Pierre Ulric’s Lucid Dreams is an approachable, fun, and weird magic show that’s part theatre, part dreamscape, and in no part vocal.
Stage set with the essentials for an office environment, the audience observes their host’s surreal meanderings in a narrative that calls on both Kafka’s isolated protagonists and Dali’s surrealism.
Alone in the office, with only intermittent text messages conveying his contact with the outside world, Ulric personifies a bored, confined, and ever-distracted worker. Without direct acknowledgement of the audience before him, Ulric forms an affinity that’s quite remarkable.
As we peer through smoke to spot subtleties in movement, we’re as captivated as if we were listening to a monologue of increasingly surreal content.
Ulric’s skills as an illusionist are utilised throughout the performance, with a deft combination of transformation, transportation, and transposition tricks delighting the crowd.
True to the title, this show plays much like a dream. It may seem that the narrative is fragmented, or non-sensical, but in fact it’s cleverly reminiscent of the illogical and emotive nature of dreams. As items vanish and reappear, the protagonist appears unsettled, but in a disconnected and unreal way.
The space shifts with Ulric, as time neither passes nor stops, thanks to imaginative lighting. Without a word spoken we are treated to excellent characterization through movement and expression.
Lucid Dreams is a show that demands no more of the audience than observation.

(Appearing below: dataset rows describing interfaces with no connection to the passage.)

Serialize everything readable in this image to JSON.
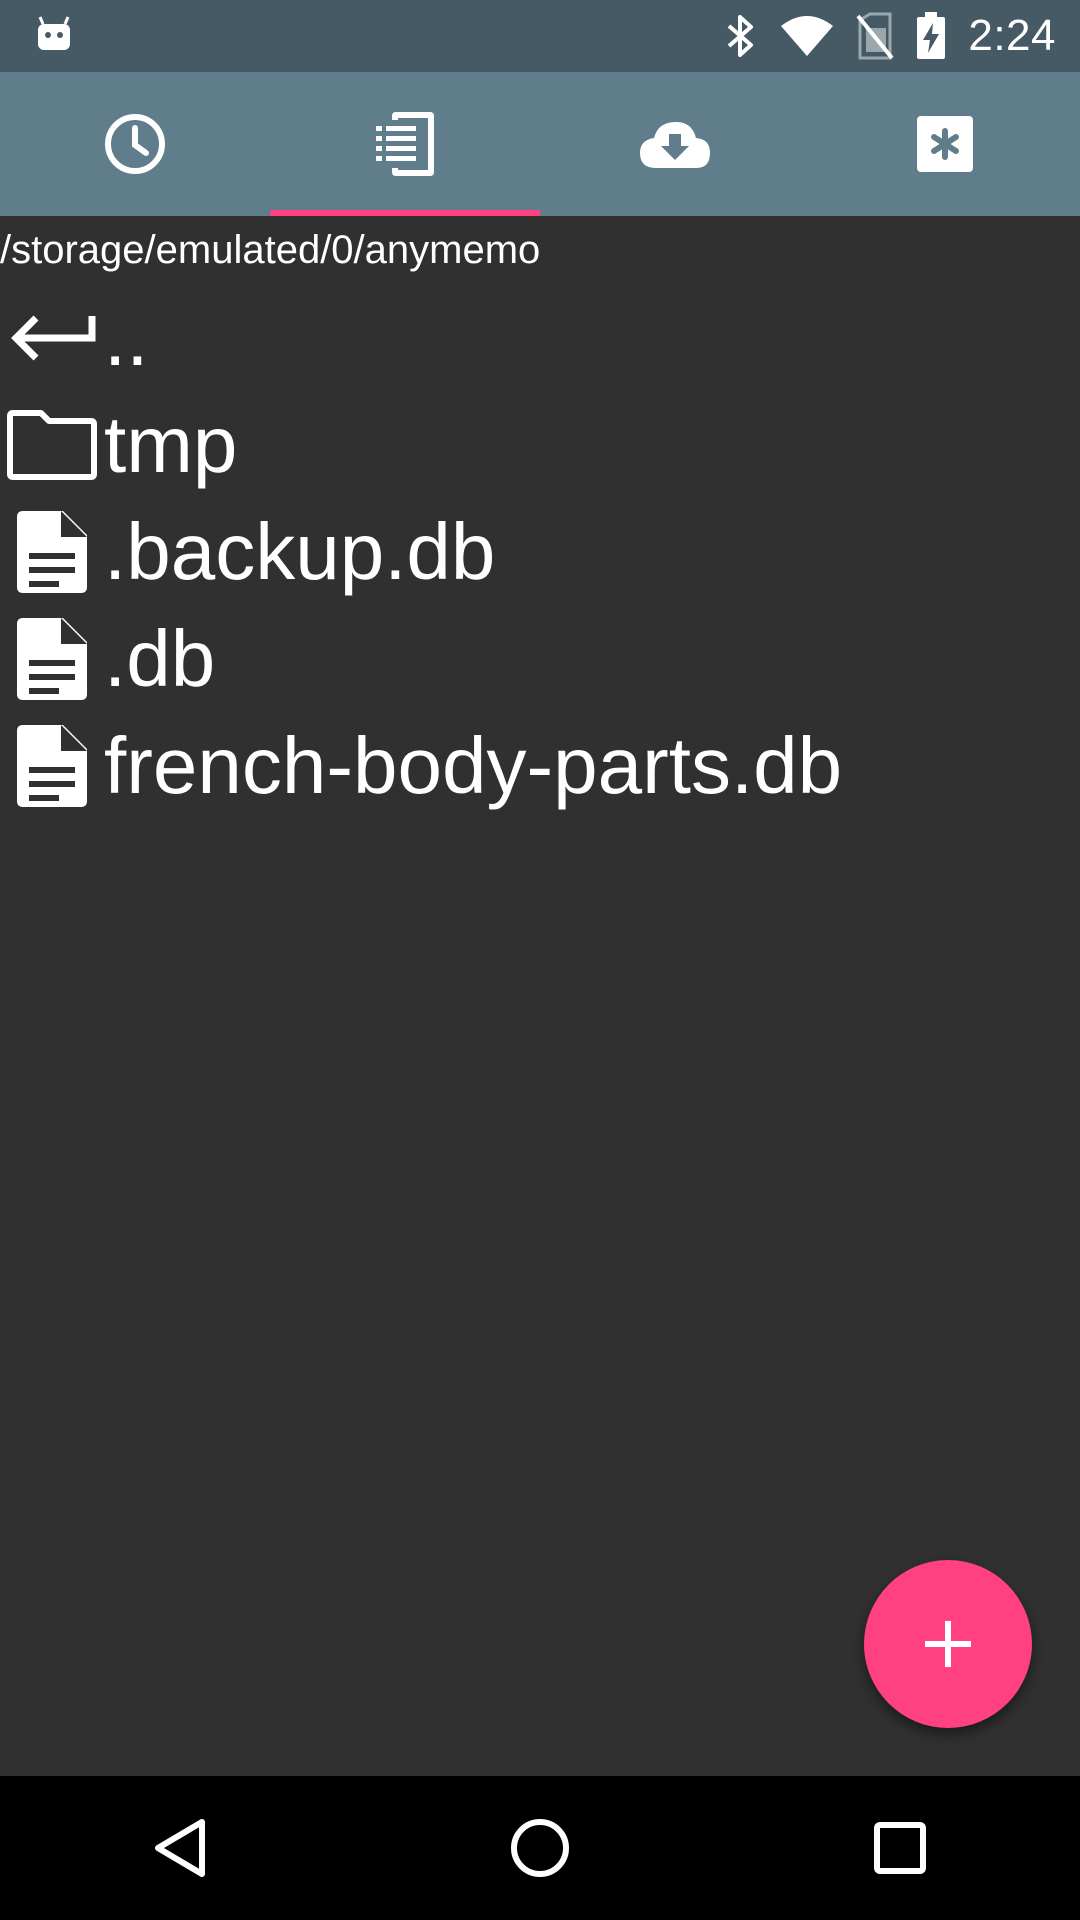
{
  "status_bar": {
    "time": "2:24",
    "icons": [
      "android-notification-icon",
      "bluetooth-icon",
      "wifi-icon",
      "no-sim-icon",
      "battery-charging-icon"
    ]
  },
  "tabs": [
    {
      "icon": "clock-icon",
      "selected": false
    },
    {
      "icon": "device-files-icon",
      "selected": true
    },
    {
      "icon": "cloud-download-icon",
      "selected": false
    },
    {
      "icon": "misc-asterisk-icon",
      "selected": false
    }
  ],
  "browser": {
    "path": "/storage/emulated/0/anymemo",
    "items": [
      {
        "name": "..",
        "type": "parent",
        "icon": "back-arrow-icon"
      },
      {
        "name": "tmp",
        "type": "folder",
        "icon": "folder-icon"
      },
      {
        "name": ".backup.db",
        "type": "file",
        "icon": "document-icon"
      },
      {
        "name": ".db",
        "type": "file",
        "icon": "document-icon"
      },
      {
        "name": "french-body-parts.db",
        "type": "file",
        "icon": "document-icon"
      }
    ]
  },
  "fab": {
    "icon": "plus-icon"
  },
  "colors": {
    "status_bar": "#455a64",
    "tab_bar": "#607d8b",
    "accent": "#ff4081",
    "background": "#303030"
  }
}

It’s an ideal choice for someone who appreciates illusion but prefers not to be called upon to become part of the performance.
While the setting and narrative are intriguing, and Ulric’s command of the craft is impressive, the production lacks a little in density—resulting in occasional issues with pacing.
Refreshing for its deviation from classical magic shows, Lucid Dreams is a thoroughly enjoyable and thought provoking experience.